I saw a post this morning on LinkedIn which I found really intriguing. It proposed a type of icebreaker for facilitated workshops in which every participant shares a personal “Song of the Day” with the group. My initial response was positive. What a wonderful way to visibly, audibly, emotionally demonstrate the diversity in the room at a given event. Music is such a personal art-form, a powerful way of reflecting and being reflected by artists equipped with special powers of expression. Why not share our “song of the day” and get a chance to appreciate the true depth and breadth of our differences.
Then I thought about it a bit more and considered just what a person might go through deciding on what to share in this exercise. Music is such a personal experience. Sharing my “song of the day” is an act of serious transparency, especially with all the heavy-handed cultural expectations for our gender, our community, our age.
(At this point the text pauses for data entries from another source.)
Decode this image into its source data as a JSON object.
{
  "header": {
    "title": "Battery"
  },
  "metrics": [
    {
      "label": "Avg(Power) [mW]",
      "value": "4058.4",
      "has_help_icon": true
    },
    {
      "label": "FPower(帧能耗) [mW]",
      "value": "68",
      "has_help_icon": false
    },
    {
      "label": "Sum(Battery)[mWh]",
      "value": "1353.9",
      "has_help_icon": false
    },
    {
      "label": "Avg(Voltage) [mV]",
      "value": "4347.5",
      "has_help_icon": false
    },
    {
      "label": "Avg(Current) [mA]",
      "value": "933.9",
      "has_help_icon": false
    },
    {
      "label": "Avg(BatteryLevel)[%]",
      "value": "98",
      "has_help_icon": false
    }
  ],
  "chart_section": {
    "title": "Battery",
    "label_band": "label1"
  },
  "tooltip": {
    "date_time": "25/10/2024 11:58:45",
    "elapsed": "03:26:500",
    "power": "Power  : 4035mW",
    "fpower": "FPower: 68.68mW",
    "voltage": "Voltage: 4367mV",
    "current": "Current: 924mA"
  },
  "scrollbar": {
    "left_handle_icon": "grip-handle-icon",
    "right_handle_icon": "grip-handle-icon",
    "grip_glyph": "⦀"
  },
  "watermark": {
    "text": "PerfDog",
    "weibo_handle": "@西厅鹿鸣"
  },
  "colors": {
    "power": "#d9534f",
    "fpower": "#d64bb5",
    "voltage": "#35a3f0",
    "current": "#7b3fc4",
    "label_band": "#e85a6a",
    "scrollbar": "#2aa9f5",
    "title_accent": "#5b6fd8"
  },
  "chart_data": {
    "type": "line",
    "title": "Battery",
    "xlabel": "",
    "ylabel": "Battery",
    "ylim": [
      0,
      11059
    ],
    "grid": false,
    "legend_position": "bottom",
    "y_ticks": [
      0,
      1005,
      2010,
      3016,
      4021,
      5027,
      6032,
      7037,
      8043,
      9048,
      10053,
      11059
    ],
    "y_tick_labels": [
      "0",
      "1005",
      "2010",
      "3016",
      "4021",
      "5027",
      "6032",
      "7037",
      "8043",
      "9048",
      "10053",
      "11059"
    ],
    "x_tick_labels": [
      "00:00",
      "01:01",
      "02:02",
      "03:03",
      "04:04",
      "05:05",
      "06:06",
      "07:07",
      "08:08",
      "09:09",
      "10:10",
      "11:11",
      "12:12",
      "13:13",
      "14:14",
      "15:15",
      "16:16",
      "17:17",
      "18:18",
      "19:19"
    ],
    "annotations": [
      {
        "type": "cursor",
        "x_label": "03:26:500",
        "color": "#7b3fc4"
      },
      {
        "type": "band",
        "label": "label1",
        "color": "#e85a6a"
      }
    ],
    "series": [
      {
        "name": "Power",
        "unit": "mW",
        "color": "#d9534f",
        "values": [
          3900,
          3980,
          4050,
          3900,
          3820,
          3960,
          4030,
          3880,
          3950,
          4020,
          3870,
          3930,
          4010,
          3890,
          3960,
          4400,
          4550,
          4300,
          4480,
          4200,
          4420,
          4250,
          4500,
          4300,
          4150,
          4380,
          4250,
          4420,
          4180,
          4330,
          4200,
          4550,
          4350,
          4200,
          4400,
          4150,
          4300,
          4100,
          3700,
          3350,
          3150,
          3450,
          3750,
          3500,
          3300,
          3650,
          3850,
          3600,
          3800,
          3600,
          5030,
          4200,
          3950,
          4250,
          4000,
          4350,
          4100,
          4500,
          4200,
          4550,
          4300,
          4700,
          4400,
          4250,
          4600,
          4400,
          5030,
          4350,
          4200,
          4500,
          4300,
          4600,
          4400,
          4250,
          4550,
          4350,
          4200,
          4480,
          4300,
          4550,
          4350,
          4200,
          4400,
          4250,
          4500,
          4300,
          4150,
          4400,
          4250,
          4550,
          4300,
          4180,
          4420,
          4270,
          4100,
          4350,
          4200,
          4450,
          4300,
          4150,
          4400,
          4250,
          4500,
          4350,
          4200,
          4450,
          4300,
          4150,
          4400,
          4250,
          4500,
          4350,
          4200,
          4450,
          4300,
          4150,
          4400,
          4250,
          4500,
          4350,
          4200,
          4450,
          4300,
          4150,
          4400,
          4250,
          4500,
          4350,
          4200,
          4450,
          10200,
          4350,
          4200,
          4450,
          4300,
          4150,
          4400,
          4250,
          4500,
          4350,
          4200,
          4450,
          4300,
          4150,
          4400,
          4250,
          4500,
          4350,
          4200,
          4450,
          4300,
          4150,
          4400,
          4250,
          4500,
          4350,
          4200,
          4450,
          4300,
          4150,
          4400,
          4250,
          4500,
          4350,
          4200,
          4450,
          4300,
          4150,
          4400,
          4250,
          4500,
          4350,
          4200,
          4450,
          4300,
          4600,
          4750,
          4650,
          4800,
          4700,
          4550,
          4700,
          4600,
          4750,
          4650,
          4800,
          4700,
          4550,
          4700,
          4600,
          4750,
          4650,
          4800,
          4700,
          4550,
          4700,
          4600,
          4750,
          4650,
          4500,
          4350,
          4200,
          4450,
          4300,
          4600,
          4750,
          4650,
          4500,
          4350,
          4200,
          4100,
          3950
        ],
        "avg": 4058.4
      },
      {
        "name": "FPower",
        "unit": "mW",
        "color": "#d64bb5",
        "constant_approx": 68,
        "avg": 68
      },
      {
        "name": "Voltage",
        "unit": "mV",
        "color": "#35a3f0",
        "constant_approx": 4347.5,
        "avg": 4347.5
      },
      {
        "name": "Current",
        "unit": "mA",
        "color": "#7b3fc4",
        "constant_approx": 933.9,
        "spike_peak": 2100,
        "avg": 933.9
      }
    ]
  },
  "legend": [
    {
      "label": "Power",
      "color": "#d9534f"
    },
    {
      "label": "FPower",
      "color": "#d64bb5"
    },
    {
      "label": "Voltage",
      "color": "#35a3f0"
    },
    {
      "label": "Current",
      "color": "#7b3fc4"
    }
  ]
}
So many people seem to find such satisfaction in passing judgment on what we choose to listen to, we can’t help but feel the anticipation of such criticism as we choose what to reveal about ourselves. The temptation will be to pick something that might be well-received, maybe even admired. When someone criticizes our music choices, they are criticizing us. Music is almost always personal. There is deep, heartfelt vulnerability in revealing that I, a 33-year-old male Air Force Non-commissioned Officer love blasting Sia’s song ‘Chandelier’ in my car on my way to work.
And yes… of course I sing along.
Of course I’m willing to push through the discomfort of revealing such things right now, in writing, because I don’t like letting the resistance overpower me. But though I am decidedly against being swayed by my culturally-imposed insecurity, I know for a fact that there is resistance to such transparency. I know that I tend to turn the volume down on certain types of music when I’m getting to the parking lot outside my work, but I’m happy to keep it loud if it’s something more masculine– something that aligns more to how I have been programmed to want to be perceived. Perhaps something violent and bass-heavy.
I should note that at this point in what I’m sharing, I’m feeling two types of discomfort simultaneously now: I feel the discomfort of being transparent about listening to music others might consider too feminine or mainstream… and then I feel ashamed that I’m actually affected by those feelings, because why should I give a shit what people think of my music choices? We are only human. We are affected by one another. We are, on a very deep level, social creatures. We have a lot of work to do, collectively and internally.
There are so many barriers to us truly “bringing our whole selves to work” and I find an exercise like “song of the day” might offer up a chance to truly ask ourselves whether we have the psychological safety to truly do so.
Here’s another exercise I thought of that you might try:
Ask people to imagine the soundtrack of their organization, their team, or their unit. Ask them what genre or genres it encompasses.
Then ask them whether they feel reflected in that soundtrack or choice of genre.
A little bit of abstraction can say a whole lot about how we feel about where we are.
In the spirit of the exercise, here’s my song of the day: Brace, by Twin Shadow